> Exercise details:
Every entry below should be printed exactly.

Excerpted data START

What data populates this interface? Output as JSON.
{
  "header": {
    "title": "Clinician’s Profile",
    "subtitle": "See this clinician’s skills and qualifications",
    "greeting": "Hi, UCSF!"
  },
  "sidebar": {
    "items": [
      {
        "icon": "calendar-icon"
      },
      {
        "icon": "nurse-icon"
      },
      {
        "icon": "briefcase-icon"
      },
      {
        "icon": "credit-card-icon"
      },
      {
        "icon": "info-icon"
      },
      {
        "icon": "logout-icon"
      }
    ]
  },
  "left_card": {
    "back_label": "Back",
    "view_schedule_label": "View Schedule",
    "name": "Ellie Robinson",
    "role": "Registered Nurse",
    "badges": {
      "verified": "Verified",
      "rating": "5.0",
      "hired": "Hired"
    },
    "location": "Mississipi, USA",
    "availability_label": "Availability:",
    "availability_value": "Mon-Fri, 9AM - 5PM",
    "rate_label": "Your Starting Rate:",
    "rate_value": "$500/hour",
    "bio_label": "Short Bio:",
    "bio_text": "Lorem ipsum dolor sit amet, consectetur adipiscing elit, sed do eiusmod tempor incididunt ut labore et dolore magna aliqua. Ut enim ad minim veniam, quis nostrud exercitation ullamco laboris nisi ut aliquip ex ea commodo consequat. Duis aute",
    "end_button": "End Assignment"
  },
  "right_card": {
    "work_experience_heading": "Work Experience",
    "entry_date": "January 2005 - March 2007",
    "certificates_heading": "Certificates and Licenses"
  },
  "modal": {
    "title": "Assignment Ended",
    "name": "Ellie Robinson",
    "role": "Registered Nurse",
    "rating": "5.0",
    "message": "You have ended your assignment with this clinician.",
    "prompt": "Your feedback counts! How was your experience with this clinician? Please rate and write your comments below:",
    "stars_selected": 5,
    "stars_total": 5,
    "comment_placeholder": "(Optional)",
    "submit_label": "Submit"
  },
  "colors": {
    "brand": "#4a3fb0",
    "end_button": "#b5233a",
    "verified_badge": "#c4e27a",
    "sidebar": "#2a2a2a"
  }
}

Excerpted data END

> Response to the task:
What data populates this interface? Output as JSON.
{
  "header": {
    "title": "Clinician’s Profile",
    "subtitle": "See this clinician’s skills and qualifications",
    "greeting": "Hi, UCSF!"
  },
  "sidebar": {
    "items": [
      {
        "icon": "calendar-icon"
      },
      {
        "icon": "nurse-icon"
      },
      {
        "icon": "briefcase-icon"
      },
      {
        "icon": "credit-card-icon"
      },
      {
        "icon": "info-icon"
      },
      {
        "icon": "logout-icon"
      }
    ]
  },
  "left_card": {
    "back_label": "Back",
    "view_schedule_label": "View Schedule",
    "name": "Ellie Robinson",
    "role": "Registered Nurse",
    "badges": {
      "verified": "Verified",
      "rating": "5.0",
      "hired": "Hired"
    },
    "location": "Mississipi, USA",
    "availability_label": "Availability:",
    "availability_value": "Mon-Fri, 9AM - 5PM",
    "rate_label": "Your Starting Rate:",
    "rate_value": "$500/hour",
    "bio_label": "Short Bio:",
    "bio_text": "Lorem ipsum dolor sit amet, consectetur adipiscing elit, sed do eiusmod tempor incididunt ut labore et dolore magna aliqua. Ut enim ad minim veniam, quis nostrud exercitation ullamco laboris nisi ut aliquip ex ea commodo consequat. Duis aute",
    "end_button": "End Assignment"
  },
  "right_card": {
    "work_experience_heading": "Work Experience",
    "entry_date": "January 2005 - March 2007",
    "certificates_heading": "Certificates and Licenses"
  },
  "modal": {
    "title": "Assignment Ended",
    "name": "Ellie Robinson",
    "role": "Registered Nurse",
    "rating": "5.0",
    "message": "You have ended your assignment with this clinician.",
    "prompt": "Your feedback counts! How was your experience with this clinician? Please rate and write your comments below:",
    "stars_selected": 5,
    "stars_total": 5,
    "comment_placeholder": "(Optional)",
    "submit_label": "Submit"
  },
  "colors": {
    "brand": "#4a3fb0",
    "end_button": "#b5233a",
    "verified_badge": "#c4e27a",
    "sidebar": "#2a2a2a"
  }
}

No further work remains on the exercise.